When it really comes down to it, though, the advantages significantly outweigh these disadvantages.


Summary: Finecast resin is completely safe. Read on for explanation:

There’s been concern about the safety of the resin in Finecast miniatures, specifically the toxicity of the dust. It’s well known that the resin for Forge World models is dangerous to your health if you inhale the dust, and wearing a facemask is advised if you sand or file the miniatures.

People are unsure as to whether this applies to the new Finecast miniatures, and it seems even Games Workshop employees have not been kept up to speed, because I tried asking and answers varied. The new Finecast boxes also have a new “12+” logo on them, so some were concerned that it was due to this toxicity issue (it’s unrelated, they’re just trying to get it into peoples’ heads that Warhammer isn’t suitable for little kids).

I finally found the answer on the Games Workshop website, under a Finecast assembly guide. The answer is that Finecast uses a new kind of resin that is not toxic or dangerous in anyway. Some commentators have said that this is essential, because some regional laws would prevent the retail sale of the resin if it were dangerous.

Incidentally, filing Finecast resin is advised against due to the softness of the material.

Why resin? How did this happen?

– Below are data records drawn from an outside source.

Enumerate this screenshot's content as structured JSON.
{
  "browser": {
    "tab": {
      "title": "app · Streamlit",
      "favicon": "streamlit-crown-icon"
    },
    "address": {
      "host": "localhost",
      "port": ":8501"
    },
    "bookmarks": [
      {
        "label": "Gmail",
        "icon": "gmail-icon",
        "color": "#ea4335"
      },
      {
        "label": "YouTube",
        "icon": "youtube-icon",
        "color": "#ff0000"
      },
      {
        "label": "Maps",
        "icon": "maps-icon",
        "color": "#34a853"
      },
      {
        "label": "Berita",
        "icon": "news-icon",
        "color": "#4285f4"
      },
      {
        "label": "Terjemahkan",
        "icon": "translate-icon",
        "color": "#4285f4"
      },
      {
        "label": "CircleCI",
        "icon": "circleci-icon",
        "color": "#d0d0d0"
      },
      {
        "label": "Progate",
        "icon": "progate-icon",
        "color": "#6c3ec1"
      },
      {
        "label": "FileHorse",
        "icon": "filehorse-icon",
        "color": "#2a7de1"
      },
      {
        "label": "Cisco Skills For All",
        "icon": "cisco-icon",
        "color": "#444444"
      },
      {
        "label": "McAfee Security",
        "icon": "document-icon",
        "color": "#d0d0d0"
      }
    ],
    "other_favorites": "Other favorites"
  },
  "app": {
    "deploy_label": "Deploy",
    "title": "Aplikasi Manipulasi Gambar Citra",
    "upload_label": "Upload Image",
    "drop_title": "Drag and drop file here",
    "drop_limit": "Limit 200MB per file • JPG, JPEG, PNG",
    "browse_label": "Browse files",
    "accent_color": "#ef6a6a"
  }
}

If you ask any Games Workshop employee, they’ll go on about Finecast being all about making better models. Sure, resin is really nice, and has some definite advantages over metal, but that’s not the reason. It’s about money.

Games Workshop is not a massively profitable company, and hasn’t been going too well over the last five years or so. Some of the recent financial reports (such as the 2008-2009 one) are quite interesting reads and give a bit of an insight into the business decisions in Games Workshop. A key concern has been the highly fluctuating cost of raw metal. The cost of tin (the primary metal in pewter) has nearly tripled in price since 2009. The commodity prices for plastic and resin are considerably less, and much more stable.

There have been rumours on the internet for a while about Games Workshop replacing all their metal with resin, but it was pretty vague and not taken very seriously until recently. One interesting manufacturing quirk was found, however: resin production can use the same moulds as metal miniatures (or refurbished metal moulds), allowing easy conversion to resin.

The final clue was the increased production of Forge World miniatures, indicating Games Workshop was experimenting more with resin. The upcoming release of Warhammer Forge, coupled with interesting things like Forge World Chaos Dwarves, meant that it wasn’t just obscure super-heavy tanks and strange conversions, but serious mainstream models.

Finally, with a very blurry pseudo-announcement last week, Games Workshop announced Finecast. They didn’t tell anybody what they were actually talking about, but the internet knew anyway. Lists and prices of the new models emerged as they were distributed to stores around the globe.

And here we are. In an impressively short time, all the metal models have been swept aside, replaced with shelves of Finecast resin models.


Citadel Finecast models are pretty much as Games Workshop advertises: say what you like about them, they do make very good miniatures. Whilst they aren’t perfect, they are a huge step up from models, and I know I won’t miss the nightmare of trying to superglue heavy wings on to unstable miniatures, only for them to snap off when you knock your model off the gaming table (*sigh*). The price tag is a bit of a kick in the shins, especially for Australians who are already paying too much, but hey. The move to resin is a huge change, but I think it’ll be one that we will look back on and appreciate. And in 10 years, we can amaze all the kids: “Check out this model, it’s metal!”

You can read more on this post at the Games Workshop blog: Citadel Finecast – What you need to know…

About Duncan

Ellisthion's all about 5E D&D at the moment, but has at times has played every edition from 1E AD&D through to 5E, plus Star Wars: Saga Edition, Paranoia, and more. He DMs a lot, and tends to make overly-complicated campaigns and characters.
This entry was posted in Tabletop Wargames, Warhammer 40k, Warhammer Fantasy Battles and tagged , , . Bookmark the permalink.